3,000 by the end of the year As bitcoin is primarily used for trading or transferring value, the value of bitcoin is controlled by the total value of goods in transit tied to bitcoin as the payment medium. As more and more trade is taken up using bitcoin as the transaction medium, the value of bitcoin will rise to equal that trade. However, governments cannot control the supply of bitcoin so as the currency becomes more widely used, a continuous increase in the value of bitcoin is predicted. This theory is born out of research undertaken by the World Economic Forum. Money laundering poses a big threat While many will associate the use of bitcoin with the purchasing of illicit materials from sites such as the now defunct Silk Road, there are now potentially much more lucrative opportunities for criminals.

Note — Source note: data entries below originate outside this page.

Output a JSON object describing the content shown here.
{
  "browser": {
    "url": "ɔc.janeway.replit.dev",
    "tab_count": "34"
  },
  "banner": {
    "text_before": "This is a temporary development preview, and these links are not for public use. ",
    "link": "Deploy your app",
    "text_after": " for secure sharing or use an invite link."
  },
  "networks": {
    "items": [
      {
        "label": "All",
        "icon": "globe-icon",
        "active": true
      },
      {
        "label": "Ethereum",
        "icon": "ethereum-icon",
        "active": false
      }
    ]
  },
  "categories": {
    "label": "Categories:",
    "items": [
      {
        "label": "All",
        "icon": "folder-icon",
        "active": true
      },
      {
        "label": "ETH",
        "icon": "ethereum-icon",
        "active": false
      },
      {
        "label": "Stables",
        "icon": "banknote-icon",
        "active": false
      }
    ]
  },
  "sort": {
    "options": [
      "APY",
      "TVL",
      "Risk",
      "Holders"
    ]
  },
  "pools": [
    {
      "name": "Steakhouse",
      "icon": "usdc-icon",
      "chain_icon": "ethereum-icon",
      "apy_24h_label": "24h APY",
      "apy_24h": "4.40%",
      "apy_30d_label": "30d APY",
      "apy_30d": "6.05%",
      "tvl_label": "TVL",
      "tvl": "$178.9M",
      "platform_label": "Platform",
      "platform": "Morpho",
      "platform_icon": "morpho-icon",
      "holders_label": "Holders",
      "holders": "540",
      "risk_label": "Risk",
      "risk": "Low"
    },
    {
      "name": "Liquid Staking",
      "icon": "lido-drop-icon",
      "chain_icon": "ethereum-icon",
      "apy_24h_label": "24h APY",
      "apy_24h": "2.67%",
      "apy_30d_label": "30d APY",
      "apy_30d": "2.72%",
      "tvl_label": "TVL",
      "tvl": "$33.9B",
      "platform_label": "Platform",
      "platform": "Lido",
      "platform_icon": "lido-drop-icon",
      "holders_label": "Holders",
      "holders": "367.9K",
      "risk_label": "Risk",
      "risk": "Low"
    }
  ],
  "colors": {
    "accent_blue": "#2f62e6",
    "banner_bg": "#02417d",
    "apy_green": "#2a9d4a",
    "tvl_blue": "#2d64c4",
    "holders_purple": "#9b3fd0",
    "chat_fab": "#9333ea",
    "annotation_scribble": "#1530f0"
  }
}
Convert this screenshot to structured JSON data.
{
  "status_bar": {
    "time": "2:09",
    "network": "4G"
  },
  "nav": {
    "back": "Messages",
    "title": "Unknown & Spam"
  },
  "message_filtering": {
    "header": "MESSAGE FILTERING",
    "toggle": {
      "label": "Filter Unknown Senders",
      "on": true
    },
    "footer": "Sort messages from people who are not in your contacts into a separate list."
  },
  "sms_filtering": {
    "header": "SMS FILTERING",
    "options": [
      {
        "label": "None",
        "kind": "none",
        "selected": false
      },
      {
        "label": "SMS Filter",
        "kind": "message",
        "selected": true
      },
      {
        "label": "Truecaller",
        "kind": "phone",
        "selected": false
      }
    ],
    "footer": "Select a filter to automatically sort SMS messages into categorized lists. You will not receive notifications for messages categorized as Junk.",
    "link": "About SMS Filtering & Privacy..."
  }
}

The dark or shadow economy is estimated to take up somewhere in the region of 17 per cent of the world’s total GDP. Due to the level of anonymity bitcoin provides, there is huge opportunity for its use to avoid anti-money laundering legislation. Any increase in use here would result in a reflected uplift in the value. As bitcoin becomes more pervasive, we predict governments will try to control it, try to understand more detail about how it is being used, and try to monitor its use in the dark economy. However, because of the structure of bitcoin, and the encryption and anonymity which is baked into blockchain, there is very little opportunity to control this.